For the SEC, it's all about R-E-S-P-E-C-T.
Forget about the seven straight BCS titles, the record 63 SEC players taken in this year's NFL draft and the freak athletes. You simply can't spell "respect" without S-E-C. Coincidence? I think not.
But don't take my word for it, just look above and you'll see all the nice things players in other conferences had to say about the one conference that rules them all. During media days for all the major conferences, ESPN.com talked to players to get their thoughts on the leagues around them. Info was taken for the ACC, Big 12, Big Ten, Pac-12 and SEC, which you can see by clicking here.
It was fun to hear SEC players give their thoughts on opposing conferences. We heard a lot of "Oregon," when asking about the Pac-12, but my favorite was "I don't like Kansas."
It was also interesting to see what other players had to say about the SEC. Let's dive into a few:

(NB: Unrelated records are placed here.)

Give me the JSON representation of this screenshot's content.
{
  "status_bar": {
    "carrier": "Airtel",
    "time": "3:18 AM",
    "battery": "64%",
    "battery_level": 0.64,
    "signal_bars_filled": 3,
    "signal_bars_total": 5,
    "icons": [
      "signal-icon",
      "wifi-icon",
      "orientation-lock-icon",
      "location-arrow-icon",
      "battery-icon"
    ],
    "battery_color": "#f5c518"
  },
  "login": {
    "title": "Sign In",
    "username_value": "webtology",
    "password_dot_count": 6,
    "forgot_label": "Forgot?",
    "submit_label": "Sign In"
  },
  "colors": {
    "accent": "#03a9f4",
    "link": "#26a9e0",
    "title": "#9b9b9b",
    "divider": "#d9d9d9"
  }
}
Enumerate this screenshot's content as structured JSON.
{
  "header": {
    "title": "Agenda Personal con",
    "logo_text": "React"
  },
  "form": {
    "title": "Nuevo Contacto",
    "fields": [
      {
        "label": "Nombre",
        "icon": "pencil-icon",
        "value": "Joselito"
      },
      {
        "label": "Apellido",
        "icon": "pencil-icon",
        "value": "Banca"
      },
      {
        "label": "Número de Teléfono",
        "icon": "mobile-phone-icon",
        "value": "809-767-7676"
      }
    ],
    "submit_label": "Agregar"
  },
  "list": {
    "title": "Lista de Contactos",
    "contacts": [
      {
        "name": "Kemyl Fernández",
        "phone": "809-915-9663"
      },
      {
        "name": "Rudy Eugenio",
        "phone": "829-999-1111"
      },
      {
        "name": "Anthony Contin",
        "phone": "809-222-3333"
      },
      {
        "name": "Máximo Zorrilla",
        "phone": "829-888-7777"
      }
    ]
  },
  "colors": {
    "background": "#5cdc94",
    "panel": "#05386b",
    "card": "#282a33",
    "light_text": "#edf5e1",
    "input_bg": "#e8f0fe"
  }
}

Powerhouse: No surprise here. The SEC has been the class of college football during the BCS era and has captured the past seven BCS titles. The SEC is 9-1 all time in BCS national championships, with the only loss coming when Alabama beat LSU in 2011. Since the SEC's championship run began in 2006, only Oregon has come within double digits of an SEC team in the national championship, when the Ducks lost to Auburn 22-19 at the end of the 2010 season. The SEC has had four Heisman Trophy winners during its run, has gone 42-22 in bowl games and is 10-4 in BCS games. That's pretty powerful.
Fast: From a physical standpoint, this is the most common description of SEC players. Speed kills and it has been a big reason the SEC has overmatched its nonconference foes. The SEC has the luxury of recruiting all these speedy studs from just around the corner from campus, and they seem to grow on trees down this way. An advantage for that homegrown talent is that it gets to train year-round thanks to the accommodating weather.
Top-heavy: This really has been a big topic of conversation of late. The SEC has won seven straight national championships, but four teams -- Alabama, Auburn, Florida and LSU -- have won them and Alabama is looking to win its third straight and fourth in the past five years. Four schools fired head coaches because of sub-.500 records in 2012. But the SEC also saw five teams win at least 10 games and all nine bowl teams finished with winning records. Seven SEC teams finished the 2012 season ranked in the Associated Press top 25, including five in the top 10. Both led the country and the SEC went 6-3 in bowl games. Not enough? Well, since 2006, the SEC has had 58 teams finish the season, including the postseason, with a winning record. That leads all conferences. You can read more about all of this top-heavy talk here.
Overrated: You can see above, but I think the SEC's recent championship run should really excuse this argument all together. If the SEC is overrated then someone needs to beat an SEC team in a big game. But that just hasn't happened ...
Best conference in college football: Even with all the overrated and top-heavy talk, there are still players (who actually play the game) out there who feel the SEC is the best. Going 32-15 against the ACC, Big Ten, Big 12 and Pac-12 in bowl games since 2006 certainly increases your swag among players.
Alabama: When you win three of the past four national championships in dominating fashion and are picked by many to win your third straight, you tend to get a lot of love. That rough, tough, shove-it-down-your-throat style that Alabama has perfected just screams "SEC." Oh, and the 100 national championships claimed by fans helps, too.
Florida: The Gators' 10 appearances in the SEC championship game since its creation in 1992 leads the conference. The Gators played in the first five and their .700 winning percentage (7-3) is the best in the SEC. And who could forget Steve Spurrier and his dominant teams from the '90s? During his 12 years as Florida's coach, the Gators won 10 or more games nine times.
Johnny Manziel/Jadeveon Clowney: These are arguably the two most recognizable players in the sport. While Manziel is wrapped in plenty of controversy, he still became the first freshman to win the Heisman Trophy last year, while Clowney is the nation's most dominant defender and might be the best overall player in the country.